C. Whether Martin is Entitled to a Jury Trial on Her Claims Against Stewart

Stewart contends that the trial court should have struck Martin's demand for a jury trial on her tort claims against Stewart because, as part of her employment with Lincare, Martin signed a waiver of her right to a jury trial. The jury waiver provided, in pertinent part:

“Your signature below indicates that you understand that as a condition of your hire or continued employment, any lawsuit that you may bring against Lincare or any of its subsidiaries or related entities will be decided by a judge, without a jury. To the extent permitted by law, you are knowingly, voluntarily, and intentionally waiving any right you may have to a trial by jury in any litigation arising out of your employment with Lincare or any of its subsidiaries or related entities.

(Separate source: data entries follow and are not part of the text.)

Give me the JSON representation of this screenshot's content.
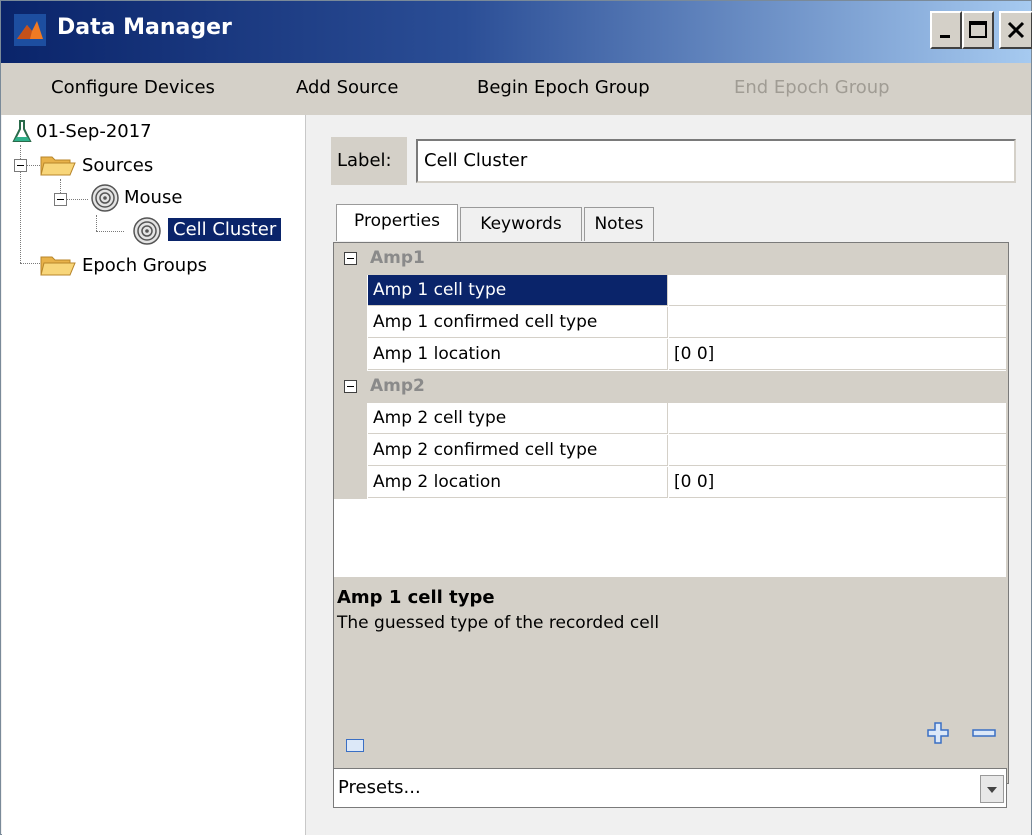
{
  "window": {
    "title": "Data Manager",
    "controls": {
      "minimize": "_",
      "maximize": "□",
      "close": "X"
    }
  },
  "menubar": {
    "items": [
      {
        "label": "Configure Devices",
        "enabled": true
      },
      {
        "label": "Add Source",
        "enabled": true
      },
      {
        "label": "Begin Epoch Group",
        "enabled": true
      },
      {
        "label": "End Epoch Group",
        "enabled": false
      }
    ]
  },
  "tree": {
    "root": "01-Sep-2017",
    "sources": "Sources",
    "mouse": "Mouse",
    "cell_cluster": "Cell Cluster",
    "epoch_groups": "Epoch Groups",
    "selected": "Cell Cluster"
  },
  "detail": {
    "label_caption": "Label:",
    "label_value": "Cell Cluster",
    "tabs": [
      {
        "label": "Properties",
        "active": true
      },
      {
        "label": "Keywords",
        "active": false
      },
      {
        "label": "Notes",
        "active": false
      }
    ],
    "categories": [
      {
        "name": "Amp1",
        "rows": [
          {
            "name": "Amp 1 cell type",
            "value": "",
            "selected": true
          },
          {
            "name": "Amp 1 confirmed cell type",
            "value": "",
            "selected": false
          },
          {
            "name": "Amp 1 location",
            "value": "[0 0]",
            "selected": false
          }
        ]
      },
      {
        "name": "Amp2",
        "rows": [
          {
            "name": "Amp 2 cell type",
            "value": "",
            "selected": false
          },
          {
            "name": "Amp 2 confirmed cell type",
            "value": "",
            "selected": false
          },
          {
            "name": "Amp 2 location",
            "value": "[0 0]",
            "selected": false
          }
        ]
      }
    ],
    "description": {
      "title": "Amp 1 cell type",
      "text": "The guessed type of the recorded cell"
    },
    "toolbar": {
      "keyboard_icon": "keyboard-icon",
      "add_icon": "plus-icon",
      "remove_icon": "minus-icon"
    },
    "presets": {
      "value": "Presets..."
    }
  },
  "colors": {
    "titlebar_start": "#0a246a",
    "titlebar_end": "#a6caf0",
    "selection": "#0a246a",
    "toolbar_icon": "#3a6fc4"
  }
}
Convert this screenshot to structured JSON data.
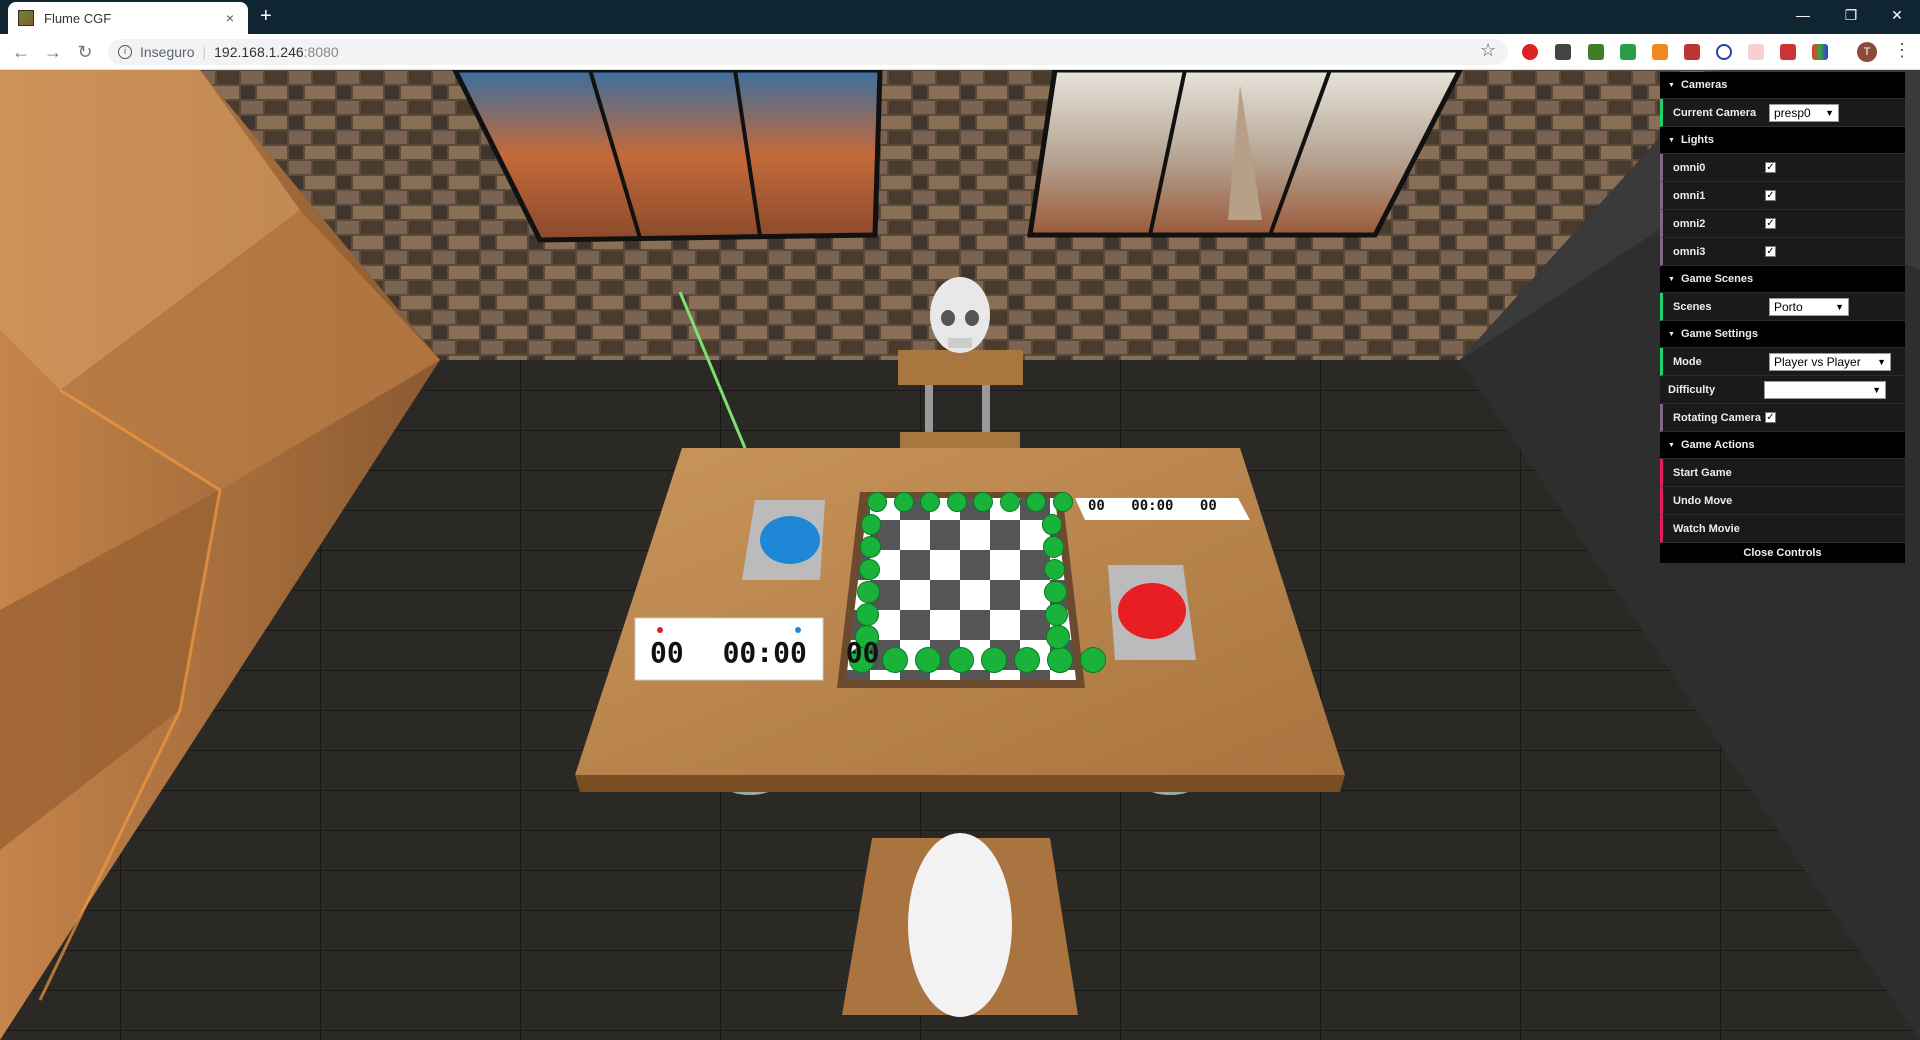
{
  "browser": {
    "tab_title": "Flume CGF",
    "tab_close": "×",
    "new_tab": "+",
    "url_security": "Inseguro",
    "url_host": "192.168.1.246",
    "url_port": ":8080",
    "avatar_letter": "T",
    "window_controls": {
      "minimize": "—",
      "restore": "❐",
      "close": "✕"
    }
  },
  "scene": {
    "clock_left": {
      "left": "00",
      "center": "00:00",
      "right": "00"
    },
    "clock_right": {
      "left": "00",
      "center": "00:00",
      "right": "00"
    }
  },
  "gui": {
    "cameras": {
      "title": "Cameras",
      "current_camera_label": "Current Camera",
      "current_camera_value": "presp0"
    },
    "lights": {
      "title": "Lights",
      "items": [
        {
          "label": "omni0",
          "checked": true
        },
        {
          "label": "omni1",
          "checked": true
        },
        {
          "label": "omni2",
          "checked": true
        },
        {
          "label": "omni3",
          "checked": true
        }
      ]
    },
    "scenes": {
      "title": "Game Scenes",
      "label": "Scenes",
      "value": "Porto"
    },
    "settings": {
      "title": "Game Settings",
      "mode_label": "Mode",
      "mode_value": "Player vs Player",
      "difficulty_label": "Difficulty",
      "difficulty_value": "",
      "rotating_label": "Rotating Camera",
      "rotating_checked": true
    },
    "actions": {
      "title": "Game Actions",
      "start": "Start Game",
      "undo": "Undo Move",
      "movie": "Watch Movie"
    },
    "close_controls": "Close Controls"
  }
}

“․

“I hereby acknowledge and understand that as a condition of my employment:

“I am waiving my right to have a trial by jury to resolve any lawsuit related to my application, employment or termination of employment with Lincare or any of its subsidiaries or related entities․”

(Emphasis added.)

This Court has stated:

“The right to a jury trial is a significant right in our jurisprudence. ‘Public policy, the Alabama Rules of Civil Procedure, and the Alabama Constitution all express a preference for trial by jury.’ Ex parte AIG Baker Orange Beach Wharf, L.L.C., 49 So.3d 1198, 1200–01 (Ala.2010) (citing Ex parte Cupps, 782 So.2d [772] at 775 [ (Ala.2000) ] ).”

Ex parte BancorpSouth Bank, 109 So.3d 163, 166 (Ala.2012).

“Because jury trials are strongly favored in the law, there is a presumption against denying a jury trial based on a contractual waiver, and a waiver of a right to a jury trial must be strictly construed, giving deference to the constitutional guarantee of the right to a trial by jury.”

Ex parte Acosta, 184 So.3d 349, 352 (Ala.2015).

As Martin aptly observes, Stewart is not a party to the jury waiver. Indeed, the waiver is a part of the employment agreement between Martin and Lincare. Especially in light of the foregoing principles regarding the strict construction to be given any waiver of the right to a jury trial, we find no sufficient basis for concluding that Stewart was intended as a third-party beneficiary of the jury waiver or that she is otherwise entitled to enforce the agreement between Martin and Lincare represented by the waiver. Although Lincare itself also seeks to enforce the agreement as to Martin's assault and battery claim against it, that request is moot given our disposition of the assault and battery claim against Lincare, as discussed in Part III.A.4

In short, we find no basis for this Court to order the trial court to strike Martin's jury demand as to her claims against Stewart.

IV. Conclusion

We grant the petition with respect to the trial court's failure to grant the motion to dismiss Martin's tort claims against Lincare because those claims are subsumed under the exclusivity provisions of the Act. The petition is denied with respect to the motion to dismiss Martin's tort-of-outrage claim against Stewart. Finally, we deny the petition with respect to the trial court's failure to strike Martin's jury demand regarding her claims against Stewart.

PETITION GRANTED IN PART AND DENIED IN PART; WRIT ISSUED.

MURDOCK, Justice.

PARKER and MAIN, JJ., concur. BOLIN and BRYAN, JJ., concur in the result.